» » Ohio Deed Forms – Quit Claim, Warranty, and Special Warranty

Ohio Deed Forms – Quit Claim, Warranty, and Special Warranty

Create a high quality document online now!

The Ohio deeds are documents used to legally transfer interests in real estate in Ohio. They generally require the name of the grantor (seller) and the grantee (buyer) and the amount paid for the property, in addition to a legal description of the property. The deed must be signed and then acknowledged by a notary. Deeds are then recorded with recorder’s office in the county in which the property is located. When acquiring property, it is prudent to know exactly what it is you’re acquiring so having a title search (or property search) completed is important.

Laws – Chapter 5302 (Statutory Forms of Land Conveyance)

Notary Public – All deeds are to be signed in the presence of a Notary Public (§ 5301.01).

Recording – All property that is recorded must be done at the County Recorder’s Office in the jurisdiction where the land is located.

Deed Types

General Warranty – A general warranty deed is a deed that transfers a grantor’s interest in a property. This type of deed comes with a guarantee from the grantor that he or she owns clear title to the property, is legally authorized to sell the property and will defend grantee if there are any issues related to problems with the title.

Limited Warranty – This type of deed is like a warranty deed because it comes with a warranty, but it is limited to title issues that arise from grantor’s ownership of the property, not to any issues that arise out of previous ownerships.

Quit Claim – This type of deed is used to transfer interests in property as well, but it does not come with a guarantee from grantor.

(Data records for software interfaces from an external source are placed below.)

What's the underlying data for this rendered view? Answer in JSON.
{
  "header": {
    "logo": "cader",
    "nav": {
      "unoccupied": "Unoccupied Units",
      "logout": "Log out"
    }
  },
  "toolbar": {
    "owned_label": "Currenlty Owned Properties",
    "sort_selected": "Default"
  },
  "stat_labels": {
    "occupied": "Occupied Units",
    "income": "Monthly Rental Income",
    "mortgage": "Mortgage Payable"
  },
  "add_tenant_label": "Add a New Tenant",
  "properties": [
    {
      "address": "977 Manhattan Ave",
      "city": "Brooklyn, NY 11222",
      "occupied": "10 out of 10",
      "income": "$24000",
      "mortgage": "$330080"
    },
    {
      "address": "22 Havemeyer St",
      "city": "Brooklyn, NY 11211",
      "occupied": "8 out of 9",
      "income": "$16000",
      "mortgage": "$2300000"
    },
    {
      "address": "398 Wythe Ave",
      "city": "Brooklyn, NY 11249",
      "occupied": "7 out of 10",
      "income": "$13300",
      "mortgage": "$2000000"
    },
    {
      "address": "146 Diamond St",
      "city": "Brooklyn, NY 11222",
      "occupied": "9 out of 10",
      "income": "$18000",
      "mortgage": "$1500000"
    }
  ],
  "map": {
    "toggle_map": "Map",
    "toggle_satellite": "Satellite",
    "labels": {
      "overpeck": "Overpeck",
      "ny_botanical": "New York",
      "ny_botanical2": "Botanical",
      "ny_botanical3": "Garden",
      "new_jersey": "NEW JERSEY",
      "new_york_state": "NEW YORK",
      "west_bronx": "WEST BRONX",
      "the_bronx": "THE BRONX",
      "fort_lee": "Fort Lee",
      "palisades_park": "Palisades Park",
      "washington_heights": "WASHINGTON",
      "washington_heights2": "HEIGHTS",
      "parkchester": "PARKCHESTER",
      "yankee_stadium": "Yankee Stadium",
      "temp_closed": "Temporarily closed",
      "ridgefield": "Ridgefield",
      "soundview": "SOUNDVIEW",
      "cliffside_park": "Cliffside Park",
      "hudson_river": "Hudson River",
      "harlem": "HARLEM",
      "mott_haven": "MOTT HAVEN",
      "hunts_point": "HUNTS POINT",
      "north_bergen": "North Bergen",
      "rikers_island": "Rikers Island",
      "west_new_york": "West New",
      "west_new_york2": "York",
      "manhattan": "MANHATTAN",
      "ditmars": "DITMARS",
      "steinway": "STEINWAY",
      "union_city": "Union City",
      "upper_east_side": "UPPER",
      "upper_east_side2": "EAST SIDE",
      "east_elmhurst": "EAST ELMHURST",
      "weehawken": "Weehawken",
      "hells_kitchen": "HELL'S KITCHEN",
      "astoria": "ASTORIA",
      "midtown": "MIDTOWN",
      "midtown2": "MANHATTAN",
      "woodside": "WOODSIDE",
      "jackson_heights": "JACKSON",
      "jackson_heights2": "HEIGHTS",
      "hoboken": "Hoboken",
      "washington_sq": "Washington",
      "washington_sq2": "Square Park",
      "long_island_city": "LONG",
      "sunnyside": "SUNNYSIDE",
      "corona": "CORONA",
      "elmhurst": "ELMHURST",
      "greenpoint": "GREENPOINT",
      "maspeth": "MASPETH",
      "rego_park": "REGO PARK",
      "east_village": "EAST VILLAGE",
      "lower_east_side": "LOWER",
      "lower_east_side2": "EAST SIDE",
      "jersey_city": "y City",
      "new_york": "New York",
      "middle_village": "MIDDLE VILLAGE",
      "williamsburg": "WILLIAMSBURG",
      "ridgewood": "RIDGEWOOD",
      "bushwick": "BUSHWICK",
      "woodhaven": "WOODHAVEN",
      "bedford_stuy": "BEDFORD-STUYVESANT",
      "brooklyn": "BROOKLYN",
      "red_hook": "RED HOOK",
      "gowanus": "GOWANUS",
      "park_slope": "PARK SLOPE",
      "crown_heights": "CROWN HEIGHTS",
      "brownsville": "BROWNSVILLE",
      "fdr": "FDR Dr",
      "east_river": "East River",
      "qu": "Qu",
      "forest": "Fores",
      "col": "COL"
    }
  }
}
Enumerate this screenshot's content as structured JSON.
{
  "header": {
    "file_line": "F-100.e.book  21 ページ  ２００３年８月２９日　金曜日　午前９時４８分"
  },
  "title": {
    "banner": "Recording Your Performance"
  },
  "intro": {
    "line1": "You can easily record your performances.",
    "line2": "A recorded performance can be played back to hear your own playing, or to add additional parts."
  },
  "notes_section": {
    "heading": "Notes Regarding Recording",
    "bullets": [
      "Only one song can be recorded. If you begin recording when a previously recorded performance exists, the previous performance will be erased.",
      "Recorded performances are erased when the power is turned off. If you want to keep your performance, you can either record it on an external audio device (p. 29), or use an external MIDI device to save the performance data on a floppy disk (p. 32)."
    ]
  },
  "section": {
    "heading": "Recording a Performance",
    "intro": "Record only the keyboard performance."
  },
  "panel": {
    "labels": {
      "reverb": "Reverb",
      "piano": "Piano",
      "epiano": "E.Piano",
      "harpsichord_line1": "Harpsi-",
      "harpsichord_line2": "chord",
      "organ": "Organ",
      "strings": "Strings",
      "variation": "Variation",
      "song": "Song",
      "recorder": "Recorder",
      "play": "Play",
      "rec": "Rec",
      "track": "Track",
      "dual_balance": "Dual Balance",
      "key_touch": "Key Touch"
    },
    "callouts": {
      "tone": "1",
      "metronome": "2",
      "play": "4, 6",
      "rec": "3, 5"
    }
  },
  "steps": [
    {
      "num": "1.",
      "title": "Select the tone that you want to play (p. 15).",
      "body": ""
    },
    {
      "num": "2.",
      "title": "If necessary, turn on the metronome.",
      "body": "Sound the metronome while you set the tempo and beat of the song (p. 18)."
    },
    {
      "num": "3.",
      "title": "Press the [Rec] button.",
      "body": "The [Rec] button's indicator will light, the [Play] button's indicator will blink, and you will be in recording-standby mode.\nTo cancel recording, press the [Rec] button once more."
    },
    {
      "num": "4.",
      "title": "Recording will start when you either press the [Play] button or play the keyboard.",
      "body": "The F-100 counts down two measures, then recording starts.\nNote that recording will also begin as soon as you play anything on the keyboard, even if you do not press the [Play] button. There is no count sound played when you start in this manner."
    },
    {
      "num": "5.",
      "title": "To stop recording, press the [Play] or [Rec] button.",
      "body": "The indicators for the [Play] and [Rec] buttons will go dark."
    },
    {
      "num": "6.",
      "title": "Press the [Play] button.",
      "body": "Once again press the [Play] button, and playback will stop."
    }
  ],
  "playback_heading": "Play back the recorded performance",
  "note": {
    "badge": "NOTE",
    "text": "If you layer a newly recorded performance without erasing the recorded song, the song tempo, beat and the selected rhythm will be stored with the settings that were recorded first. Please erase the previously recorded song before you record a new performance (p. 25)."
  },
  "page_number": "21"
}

Grantor is merely transferring whatever interest he may (or may not) have in the property, with no guarantee as to what that is.

Ohio Property Search

In Ohio, each county has a recorder who holds copies of all the land records. You can go directly to the recorder’s office to do a manual search of titles or you can check this site to see if your county recorder has online search capability:


The following is an example of how to begin an online property search using Clinton County:

Step 1 – Go to the county recorder’s website:


Step 2 – Click “Search Real Estate Records Online” and you will be brought to this page:


Step 3 – Read the disclaimer and click on “Public Access” and you will be brought to this page:


Step 4 – Enter in the name of your grantor and click “Search – Show Final Results” and you will be brought to a page listing of documents. Click on the document that corresponds to the deed granted to your grantor when your grantor purchased the property.ohtitle4Step 5 – You will be able to see the deed and print it out for your records. You will then want to check the name of the person who sold the property to your grantor and search that name to find the previous deed transferring the property. Proceed in this manner until you have checked deeds going back 50 years.

Step 6 – You will then check each grantor going forward from the last deed to see if there were any other grants of interest in the property.

Step 7 – Review each deed to ascertain whether or not the same legal description for the property is on each deed. Determine whether there are outstanding interests, such as mortgages that have not been discharged.